The White House initially kept Hicks' diagnosis quiet, even though she had come in contact with multiple high-level administration and campaign officials — including Trump himself — raising the possibility that the public may never have known the extent of the outbreak if Bloomberg had not run the story.

What's more, the Wall Street Journal reported on Sunday that the White House did not immediately release Trump's first positive coronavirus test, which came before he appeared on Fox News to discuss Hicks' diagnosis — raising yet more questions about how much the White House knows about the outbreak and why they are not leveling with the public or even their own staffers about how deep it goes.

White House physician Sean Conley has refused to give the timeline of Trump's coronavirus testing and said Monday he is not involved in any contact tracing efforts.

Instead, White House aides and other officials — including Democratic nominee Joe Biden's campaign and other Democrats on Capitol Hill who have been at the White House or in contact with administration aides — have learned about most of the diagnoses via the media.

Since news of Trump's diagnosis broke, the media has reported that three journalists who work in the White House have tested positive.
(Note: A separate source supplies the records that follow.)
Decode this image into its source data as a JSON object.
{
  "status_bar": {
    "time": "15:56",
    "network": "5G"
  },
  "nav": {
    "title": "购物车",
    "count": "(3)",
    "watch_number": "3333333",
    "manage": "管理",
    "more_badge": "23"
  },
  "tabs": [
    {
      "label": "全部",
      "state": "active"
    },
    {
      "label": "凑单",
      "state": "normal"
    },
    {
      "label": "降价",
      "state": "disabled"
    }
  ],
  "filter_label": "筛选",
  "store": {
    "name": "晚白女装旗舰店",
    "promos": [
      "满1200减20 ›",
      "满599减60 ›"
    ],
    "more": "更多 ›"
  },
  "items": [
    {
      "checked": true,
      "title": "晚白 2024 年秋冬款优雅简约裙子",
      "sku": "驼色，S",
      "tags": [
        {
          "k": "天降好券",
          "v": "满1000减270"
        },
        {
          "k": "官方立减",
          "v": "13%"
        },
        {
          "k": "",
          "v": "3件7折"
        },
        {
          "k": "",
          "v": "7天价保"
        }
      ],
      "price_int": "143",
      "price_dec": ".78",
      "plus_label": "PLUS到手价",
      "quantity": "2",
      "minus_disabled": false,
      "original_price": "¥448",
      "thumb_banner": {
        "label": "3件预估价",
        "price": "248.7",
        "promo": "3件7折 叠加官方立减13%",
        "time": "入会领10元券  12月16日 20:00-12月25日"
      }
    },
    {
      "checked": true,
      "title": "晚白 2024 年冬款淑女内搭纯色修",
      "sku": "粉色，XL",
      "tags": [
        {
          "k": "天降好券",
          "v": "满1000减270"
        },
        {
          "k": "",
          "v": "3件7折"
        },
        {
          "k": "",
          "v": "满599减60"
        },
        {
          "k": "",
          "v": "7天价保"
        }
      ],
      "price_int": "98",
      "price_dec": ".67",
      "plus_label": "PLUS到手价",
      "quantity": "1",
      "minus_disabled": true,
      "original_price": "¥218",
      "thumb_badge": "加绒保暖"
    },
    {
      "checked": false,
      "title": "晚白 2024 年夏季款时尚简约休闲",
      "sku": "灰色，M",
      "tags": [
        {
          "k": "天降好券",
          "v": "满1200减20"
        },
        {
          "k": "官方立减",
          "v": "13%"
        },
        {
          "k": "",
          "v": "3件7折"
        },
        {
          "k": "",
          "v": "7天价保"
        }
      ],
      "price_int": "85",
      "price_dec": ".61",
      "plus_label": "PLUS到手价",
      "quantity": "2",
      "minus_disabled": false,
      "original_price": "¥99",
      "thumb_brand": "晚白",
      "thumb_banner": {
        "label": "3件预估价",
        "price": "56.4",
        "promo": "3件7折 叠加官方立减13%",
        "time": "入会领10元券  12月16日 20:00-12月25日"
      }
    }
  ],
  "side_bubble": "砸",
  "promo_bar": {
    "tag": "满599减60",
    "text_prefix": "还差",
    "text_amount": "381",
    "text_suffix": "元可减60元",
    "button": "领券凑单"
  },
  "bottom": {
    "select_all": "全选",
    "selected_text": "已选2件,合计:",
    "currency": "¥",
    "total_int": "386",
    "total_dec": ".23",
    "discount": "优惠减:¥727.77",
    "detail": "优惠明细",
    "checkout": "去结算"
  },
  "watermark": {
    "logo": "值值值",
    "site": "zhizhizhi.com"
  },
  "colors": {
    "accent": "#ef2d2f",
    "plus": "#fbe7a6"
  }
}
The media also reported on positive tests from a military personnel staffer, two White House housekeepers, two press aides who work under McEnany, and Trump's new campaign manager, Bill Stepien.

Former White House counselor Kellyanne Conway's daughter, Claudia, broke the news on Friday that Kellyanne had tested positive for the virus. And three U.S. senators and former New Jersey Gov. Chris Christie each announced that they had tested positive for the virus.

The White House's mismanagement of the coronavirus outbreak has Democratic lawmakers from the Washington, D.C., region up in arms, given that the outbreak threatens their communities.

"We are alarmed and dismayed by the casual disregard for the health of our community, including constituents who work at the White House as staff, agents or officers of the United States Secret Service, journalists of the White House Correspondents Association, and the general public," the representatives wrote in a news release, saying that they are calling on the White House to give the public more information.

"This is no time for publicity stunts that put people at risk, or for playing down the seriousness of this pandemic," the lawmakers said. "The American people will never trust the Administration to keep them safe if the White House cannot protect its own staff."

Published with permission of The American Independent Foundation.